As President Barack Obama prepares to outline his vision for comprehensive health care reform in tonight’s national address, several new polls suggest that the Americans strongly support the Obama’s intention to turn the page to reforming the health care system:
- Besides the economy, health care is the domestic policy area Americans want Obama and Congress to concentrate on most. [NYT/CBS News Poll, (2/18-2/22)]:
- 72 percent favor “a program that would increase the federal government’s influence over the country’s health care system in an attempt to lower costs and provide health care coverage to more Americans. [CNN/Opinion Research Corp Poll, (2/18-2/19)]
– 66 percent of Americans that it is “the responsibility of the federal government” to “make sure all Americans have health care.” [Fox News/Opinion Dynamics, (2/17-2/18)]
But the problem is not in convincing the American people that we need reform; they’ve heard that message in 1993 and they agreed with it then. The real goal for Obama is to mobilize the public support into action for change. It’s about getting all the troops behind a proposal that lowers costs and expands coverage.
During yesterday’s fiscal summit, Obama said that he intends to educate the public about the need for health care reform by hosting a summit on health care next week:
Everybody here understands a lot of the trade offs involved in health care and that there are no perfect solutions. But in the sound bite political culture we have got, it is hard to communicate that. We think that it’s very important to have some forums….that there’s a process that the public an listen to about what these trade offs are.

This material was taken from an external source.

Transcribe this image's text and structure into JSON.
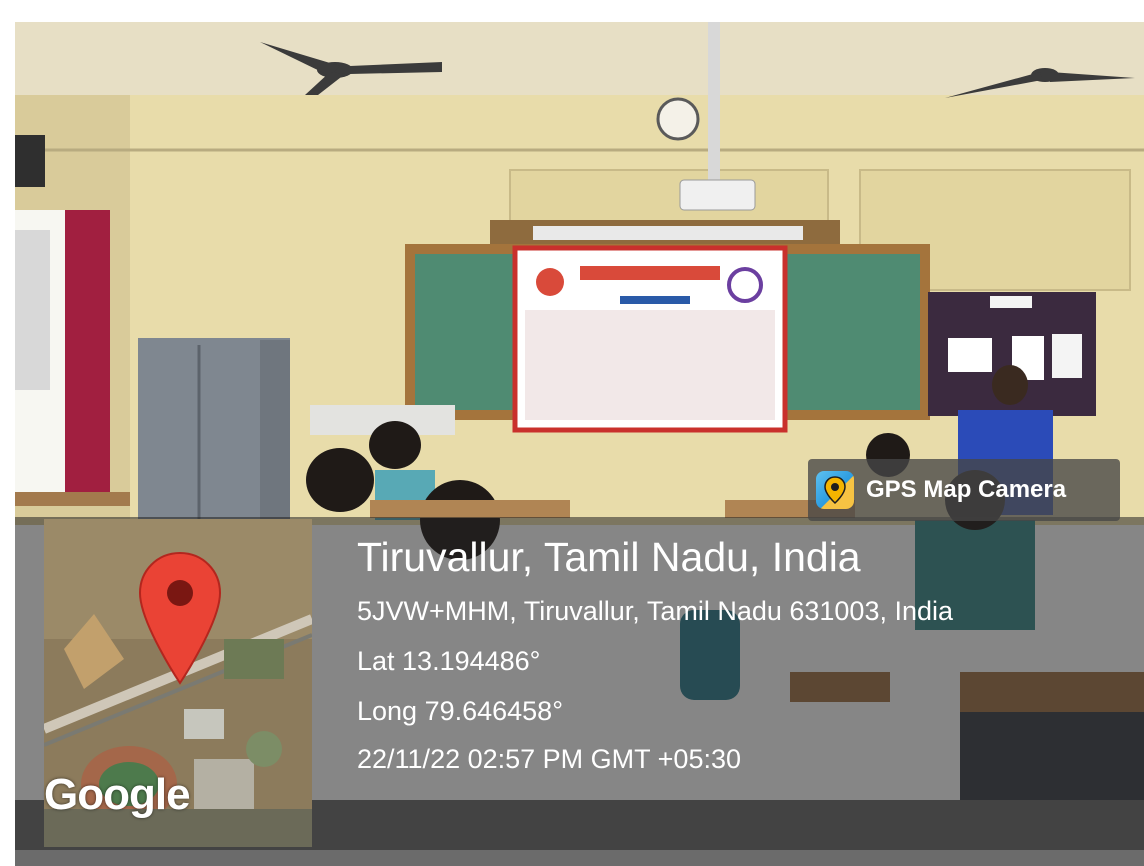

Indeed, Obama can use the presidential bully pulpit to lay out the case for reform and demonstrate that he’s really serious about reforming the system. Tonight and then again on Thursday, when the administration lays out its budget priorities, he’ll have that opportunity.